Materials: +Illustrator CS5 +Perspective Tool +Stock Photos +Blend Tool

Steps:

22. To leave off where we were before. We can draw some rectangles that represent the back of the shelves. Draw and group each rectangle in each row/column to fill all the “backs” of the shelves.

23. Let’s draw a black square that will be used for a clipping mask later.

24. Download some free stock textures and make sure they are wood patterns. I got these free stock textures from freestocktextures.com, go figure. I recommend download these items: http://freestocktextures.com/texture/id/698 and http://freestocktextures.com/texture/id/454.

25. In this step, we will make a clipping mask out of our front grid. To do this, send the grid to the back or front.

26. Bring the stock texture under/over our grid. Make sure that these two are both selected then right click and choose Create Clipping Mask.

27. Draw a similar black square anywhere on the screen. Stretch our second stock texture so it overlaps all of the black square. Select both of the square and texture and make a clipping mask.

28. Let’s drag our background text over our grid. Then, send this object to the back.

29. Now let’s have some fun and apply Inner Glow effects to each column/row of rectangles. Inner Glow is located in Effect>Stylize>Inner Glow. Set a shortcut for this effect or else keep clicking through the menu as we go through each rectangle. A good shortcut to set it to is PC: Shift+Ctrl+Alt+G or MAC: Shift+Ctrl+Opt+G. In the inner glow option box, choose a dark brown color, set the mode to multiply, set the opacity to 80, and blur to 15. These are recommended settings but feel free to change it.

30. Get through each rectangle and make sure they all have the inner glow effect.

31. Since we want the background texture to appear, let’s make all the squares that faces us, have an opacity of 50 or whatever you want.

32. Take some time to make sure everything is lined up and looking elegant.

33. Draw a square from one corner to another and apply a radial gradient.Make sure the color that is in the middle has an opacity of 0. See picture for reference.

34. Send this square to the back BUT in front of the texture.

And you’re down.

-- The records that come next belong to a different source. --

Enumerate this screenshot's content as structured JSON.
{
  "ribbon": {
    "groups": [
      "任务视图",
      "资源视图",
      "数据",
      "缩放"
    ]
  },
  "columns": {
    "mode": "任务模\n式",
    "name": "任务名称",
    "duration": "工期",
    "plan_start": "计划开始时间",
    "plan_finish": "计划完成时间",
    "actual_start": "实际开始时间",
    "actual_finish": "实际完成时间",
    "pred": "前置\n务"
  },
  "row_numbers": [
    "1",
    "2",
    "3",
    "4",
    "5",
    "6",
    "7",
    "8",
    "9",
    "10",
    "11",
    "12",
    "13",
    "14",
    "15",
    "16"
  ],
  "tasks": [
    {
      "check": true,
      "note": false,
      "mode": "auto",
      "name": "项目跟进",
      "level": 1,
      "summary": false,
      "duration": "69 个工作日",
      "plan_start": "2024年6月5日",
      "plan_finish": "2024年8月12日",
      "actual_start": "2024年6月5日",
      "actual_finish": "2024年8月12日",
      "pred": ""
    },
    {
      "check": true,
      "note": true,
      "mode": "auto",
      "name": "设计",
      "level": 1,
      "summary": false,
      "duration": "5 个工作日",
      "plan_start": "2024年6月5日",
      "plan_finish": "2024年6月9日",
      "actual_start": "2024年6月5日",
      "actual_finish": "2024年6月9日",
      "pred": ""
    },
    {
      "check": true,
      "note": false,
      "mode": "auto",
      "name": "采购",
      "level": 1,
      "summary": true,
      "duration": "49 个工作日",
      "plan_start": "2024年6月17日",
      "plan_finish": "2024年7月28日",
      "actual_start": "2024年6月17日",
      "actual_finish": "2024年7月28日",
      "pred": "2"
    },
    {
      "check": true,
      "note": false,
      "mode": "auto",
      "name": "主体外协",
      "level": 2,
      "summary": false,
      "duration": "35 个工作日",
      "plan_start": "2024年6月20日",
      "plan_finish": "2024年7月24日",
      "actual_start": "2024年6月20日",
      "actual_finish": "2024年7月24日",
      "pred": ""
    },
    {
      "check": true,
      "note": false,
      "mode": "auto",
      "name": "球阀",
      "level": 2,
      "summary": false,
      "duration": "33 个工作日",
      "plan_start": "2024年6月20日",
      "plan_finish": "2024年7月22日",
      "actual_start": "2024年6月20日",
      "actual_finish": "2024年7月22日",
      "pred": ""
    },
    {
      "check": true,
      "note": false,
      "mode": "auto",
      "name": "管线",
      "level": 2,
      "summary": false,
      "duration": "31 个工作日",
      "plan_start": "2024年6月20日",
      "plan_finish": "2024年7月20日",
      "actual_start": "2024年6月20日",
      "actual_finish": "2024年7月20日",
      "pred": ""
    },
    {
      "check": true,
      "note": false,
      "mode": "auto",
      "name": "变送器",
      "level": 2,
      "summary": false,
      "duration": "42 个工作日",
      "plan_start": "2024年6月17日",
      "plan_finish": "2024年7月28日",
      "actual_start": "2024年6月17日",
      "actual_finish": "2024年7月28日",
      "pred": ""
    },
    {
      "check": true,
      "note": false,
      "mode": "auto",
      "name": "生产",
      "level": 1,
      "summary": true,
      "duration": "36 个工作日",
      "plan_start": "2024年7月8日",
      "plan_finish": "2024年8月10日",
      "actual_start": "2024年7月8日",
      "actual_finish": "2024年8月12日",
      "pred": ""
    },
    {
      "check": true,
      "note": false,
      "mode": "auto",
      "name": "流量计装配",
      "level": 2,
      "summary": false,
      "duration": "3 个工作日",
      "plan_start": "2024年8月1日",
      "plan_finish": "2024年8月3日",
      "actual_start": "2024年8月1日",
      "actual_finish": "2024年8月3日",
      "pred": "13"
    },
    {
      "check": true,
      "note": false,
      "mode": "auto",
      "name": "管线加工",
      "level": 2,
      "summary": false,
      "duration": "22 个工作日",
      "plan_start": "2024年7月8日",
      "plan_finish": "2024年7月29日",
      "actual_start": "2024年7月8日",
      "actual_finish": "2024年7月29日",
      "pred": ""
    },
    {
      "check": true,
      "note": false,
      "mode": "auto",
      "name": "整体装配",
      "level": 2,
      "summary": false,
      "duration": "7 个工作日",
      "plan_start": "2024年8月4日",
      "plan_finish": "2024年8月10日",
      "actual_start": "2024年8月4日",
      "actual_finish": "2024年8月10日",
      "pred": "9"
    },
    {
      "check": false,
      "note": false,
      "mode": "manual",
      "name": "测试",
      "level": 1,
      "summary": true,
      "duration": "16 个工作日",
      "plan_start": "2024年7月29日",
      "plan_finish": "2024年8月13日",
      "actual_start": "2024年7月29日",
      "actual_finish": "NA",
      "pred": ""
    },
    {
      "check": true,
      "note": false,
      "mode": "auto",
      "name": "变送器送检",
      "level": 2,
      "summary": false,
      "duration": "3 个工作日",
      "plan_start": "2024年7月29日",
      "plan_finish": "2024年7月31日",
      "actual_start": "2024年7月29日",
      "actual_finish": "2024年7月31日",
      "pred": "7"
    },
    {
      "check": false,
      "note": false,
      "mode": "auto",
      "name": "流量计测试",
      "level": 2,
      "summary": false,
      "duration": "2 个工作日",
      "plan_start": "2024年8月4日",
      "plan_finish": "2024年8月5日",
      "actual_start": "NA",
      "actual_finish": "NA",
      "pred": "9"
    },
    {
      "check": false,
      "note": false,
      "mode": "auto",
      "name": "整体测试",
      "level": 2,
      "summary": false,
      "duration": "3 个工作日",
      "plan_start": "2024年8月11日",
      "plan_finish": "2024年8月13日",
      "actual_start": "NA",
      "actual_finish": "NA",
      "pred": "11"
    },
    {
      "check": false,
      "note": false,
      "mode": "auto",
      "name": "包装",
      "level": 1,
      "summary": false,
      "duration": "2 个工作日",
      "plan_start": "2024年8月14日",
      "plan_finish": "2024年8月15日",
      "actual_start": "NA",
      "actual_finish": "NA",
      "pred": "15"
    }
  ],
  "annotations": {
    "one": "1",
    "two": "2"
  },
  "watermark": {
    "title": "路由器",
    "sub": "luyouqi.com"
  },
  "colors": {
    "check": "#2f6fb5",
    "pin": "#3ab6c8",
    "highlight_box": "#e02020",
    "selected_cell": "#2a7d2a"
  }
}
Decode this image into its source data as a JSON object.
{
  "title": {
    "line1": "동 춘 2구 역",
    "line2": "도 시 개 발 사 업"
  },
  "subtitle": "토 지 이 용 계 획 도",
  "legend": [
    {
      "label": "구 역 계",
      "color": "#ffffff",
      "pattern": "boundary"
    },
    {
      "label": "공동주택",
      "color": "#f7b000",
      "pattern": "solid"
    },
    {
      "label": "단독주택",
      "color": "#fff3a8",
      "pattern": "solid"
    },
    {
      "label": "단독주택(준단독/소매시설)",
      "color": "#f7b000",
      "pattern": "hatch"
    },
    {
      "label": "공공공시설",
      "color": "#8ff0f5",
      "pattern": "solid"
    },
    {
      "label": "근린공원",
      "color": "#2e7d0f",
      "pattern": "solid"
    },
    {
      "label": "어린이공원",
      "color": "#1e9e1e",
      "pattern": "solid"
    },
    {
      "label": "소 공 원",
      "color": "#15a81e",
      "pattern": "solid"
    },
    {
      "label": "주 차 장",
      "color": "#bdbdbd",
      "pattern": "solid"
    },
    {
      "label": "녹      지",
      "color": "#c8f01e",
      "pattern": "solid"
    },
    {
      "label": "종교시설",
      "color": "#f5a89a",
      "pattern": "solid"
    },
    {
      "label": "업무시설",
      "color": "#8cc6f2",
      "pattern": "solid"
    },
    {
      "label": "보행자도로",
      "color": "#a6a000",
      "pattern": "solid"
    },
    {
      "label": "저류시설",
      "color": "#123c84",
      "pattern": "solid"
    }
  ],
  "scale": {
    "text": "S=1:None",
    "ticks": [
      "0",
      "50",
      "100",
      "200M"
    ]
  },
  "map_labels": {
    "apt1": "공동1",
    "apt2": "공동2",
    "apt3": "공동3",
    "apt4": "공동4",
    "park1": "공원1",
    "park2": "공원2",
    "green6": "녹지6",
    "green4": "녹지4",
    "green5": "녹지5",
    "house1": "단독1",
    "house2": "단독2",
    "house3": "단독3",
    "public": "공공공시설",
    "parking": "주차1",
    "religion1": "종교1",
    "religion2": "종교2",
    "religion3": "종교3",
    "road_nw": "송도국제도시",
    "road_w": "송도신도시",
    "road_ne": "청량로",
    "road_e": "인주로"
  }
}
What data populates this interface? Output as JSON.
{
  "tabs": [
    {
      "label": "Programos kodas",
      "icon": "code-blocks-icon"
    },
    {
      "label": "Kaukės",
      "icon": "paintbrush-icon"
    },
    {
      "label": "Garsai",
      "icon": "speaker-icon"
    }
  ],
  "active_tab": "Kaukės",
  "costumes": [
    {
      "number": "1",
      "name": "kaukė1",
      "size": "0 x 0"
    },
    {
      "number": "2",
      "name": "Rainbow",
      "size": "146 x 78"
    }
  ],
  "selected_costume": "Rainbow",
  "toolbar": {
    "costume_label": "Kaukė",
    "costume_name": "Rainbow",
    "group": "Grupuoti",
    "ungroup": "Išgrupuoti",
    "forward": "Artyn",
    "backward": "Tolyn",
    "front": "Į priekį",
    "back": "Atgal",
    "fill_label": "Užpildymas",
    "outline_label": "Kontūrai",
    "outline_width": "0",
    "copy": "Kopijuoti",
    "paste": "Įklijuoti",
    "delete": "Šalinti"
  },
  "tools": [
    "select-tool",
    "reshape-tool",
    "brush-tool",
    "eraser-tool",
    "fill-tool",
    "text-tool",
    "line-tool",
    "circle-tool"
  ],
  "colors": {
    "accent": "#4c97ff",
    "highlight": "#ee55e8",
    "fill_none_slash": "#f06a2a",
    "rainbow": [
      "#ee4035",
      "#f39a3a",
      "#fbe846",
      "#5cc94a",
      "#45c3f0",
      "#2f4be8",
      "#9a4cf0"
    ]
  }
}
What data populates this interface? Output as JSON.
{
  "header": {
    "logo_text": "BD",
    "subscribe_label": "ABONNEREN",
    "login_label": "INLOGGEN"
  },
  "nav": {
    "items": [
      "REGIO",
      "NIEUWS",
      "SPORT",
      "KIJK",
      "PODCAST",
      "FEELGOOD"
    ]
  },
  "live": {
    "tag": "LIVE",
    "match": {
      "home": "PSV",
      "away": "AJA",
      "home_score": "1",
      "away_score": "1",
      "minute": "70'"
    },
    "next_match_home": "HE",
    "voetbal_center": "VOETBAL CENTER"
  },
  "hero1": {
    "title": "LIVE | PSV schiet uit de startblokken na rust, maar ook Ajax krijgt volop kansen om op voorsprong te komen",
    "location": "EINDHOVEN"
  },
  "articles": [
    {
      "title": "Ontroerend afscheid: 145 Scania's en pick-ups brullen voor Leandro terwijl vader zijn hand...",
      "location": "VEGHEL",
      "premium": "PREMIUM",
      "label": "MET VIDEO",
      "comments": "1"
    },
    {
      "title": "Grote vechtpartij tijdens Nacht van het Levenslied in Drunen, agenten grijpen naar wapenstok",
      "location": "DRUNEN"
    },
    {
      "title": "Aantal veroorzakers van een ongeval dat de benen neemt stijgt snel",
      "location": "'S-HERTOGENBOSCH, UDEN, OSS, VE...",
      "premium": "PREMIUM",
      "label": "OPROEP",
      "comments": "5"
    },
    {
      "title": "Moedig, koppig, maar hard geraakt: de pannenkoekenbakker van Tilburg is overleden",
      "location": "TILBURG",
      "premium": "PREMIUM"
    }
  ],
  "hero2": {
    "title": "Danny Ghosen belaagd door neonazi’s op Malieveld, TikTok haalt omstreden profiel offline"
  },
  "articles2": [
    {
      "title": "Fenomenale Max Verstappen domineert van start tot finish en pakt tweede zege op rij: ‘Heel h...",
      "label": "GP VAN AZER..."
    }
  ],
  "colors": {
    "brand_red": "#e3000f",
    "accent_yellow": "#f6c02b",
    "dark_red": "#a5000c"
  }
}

Congratulations! This tutorial use some confusing methods but now you learned a lot more than you could’ve had.

The tutorial file will be uploaded via Box.net so you can play around with that.